Move Fast and Break Things
Move fast and break things - a motto that originated from Facebook of the early days has not only become the Silicon Valley homegrown attitude but also the value that is ingrained in every startup. It's a 'hacker' way of working but without going too deep into the context of computer programming, in essence, move fast implies working quickly, taking idea into implementation, and getting the first prototype of the product for iteration out there. And when you move fast you are bound to break things but the goal here is not to be perfect, it just has to function perfectly to be introduced to the market and fix a problem that shows up as you go. This approach is what the big corporate firms struggle with due to it's size and organisation in place and rightly so as it would be very taxing to fix the broken pieces, which is why Facebook abandoned it's old mantra for "move fast with stable infrastructure". So while it's not always applicable, the point here is to embody the spirit of moving fast and breaking things - pick up the pace of work, cut the red tapes, take (calculated) risks, and think out of the box!
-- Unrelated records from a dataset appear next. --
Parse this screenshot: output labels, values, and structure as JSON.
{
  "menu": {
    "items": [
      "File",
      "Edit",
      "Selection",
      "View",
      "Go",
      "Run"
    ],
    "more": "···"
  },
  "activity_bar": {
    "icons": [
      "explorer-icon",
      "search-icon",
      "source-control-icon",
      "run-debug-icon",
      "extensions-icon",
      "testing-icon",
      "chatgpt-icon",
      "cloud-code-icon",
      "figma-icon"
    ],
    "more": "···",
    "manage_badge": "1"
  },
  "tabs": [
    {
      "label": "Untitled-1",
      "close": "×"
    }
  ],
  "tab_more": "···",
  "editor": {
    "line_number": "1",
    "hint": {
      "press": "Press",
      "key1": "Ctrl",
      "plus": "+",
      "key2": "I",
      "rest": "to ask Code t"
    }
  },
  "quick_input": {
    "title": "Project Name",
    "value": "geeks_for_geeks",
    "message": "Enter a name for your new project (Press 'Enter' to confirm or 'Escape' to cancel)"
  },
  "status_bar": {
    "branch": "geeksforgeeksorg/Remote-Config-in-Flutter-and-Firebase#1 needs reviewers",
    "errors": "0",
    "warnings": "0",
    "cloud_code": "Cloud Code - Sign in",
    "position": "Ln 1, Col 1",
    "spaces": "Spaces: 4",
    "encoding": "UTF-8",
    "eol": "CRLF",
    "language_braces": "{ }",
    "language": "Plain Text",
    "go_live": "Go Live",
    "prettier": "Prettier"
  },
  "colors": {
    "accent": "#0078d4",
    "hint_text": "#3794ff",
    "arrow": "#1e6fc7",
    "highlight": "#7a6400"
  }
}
In a startup, it's more than just a job for most people. They care about the product and are driven by a vision and goal that everyone in the company is working collectively to achieve. The one thing you'll realize being in a startup is the employees's enthusiasm and commitment to their craft, whether it's sales, product development, or marketing, they execute it to the highest level because they know the decision and work they put in will determine if the company will still be in business in a few months. This is especially true for startups in the early stages. Whereas in big corporations, that kind of passion and attitude among its employees are not quite present. Many people have the 'job work' mentality where they work from 9 to 5 and then forget about it as soon as they leave the office, while there's nothing wrong with that, it's nice to feel inspired at work. Having said that, passion is not something that can be studied and learned,.
Employees with Voices
Employees in a startup, especially a smaller startup with less than 100 people have the opportunity to make themselves heard and that's only natural, considering the difference in the structure of command and the lack of hierarchy. A top-down approach that's typically practiced in large organizations is not a winning strategy in the startup world. It's important even for a big company to get input from employees that are on the ground as they are the closest point of contacts to customers, without the opportunity for employees to speak up and have a discussion with senior leaders, valuable insights can get overlooked and miss the chance to improve process and strategy of the company. Job finders these days are also considering what is meaningful work for them, they want to make an impact and feel valued in the organization and without the chance to voice out, provide input or constructive criticism may leave them feeling demotivated and unimportant, lowering job satisfaction.
When a company has progressed so far and grown so big they sometimes forget what got them there in the first place. Technology is changing the business landscape, perhaps big established corporate firms can learn a thing or two from the new kids in the block!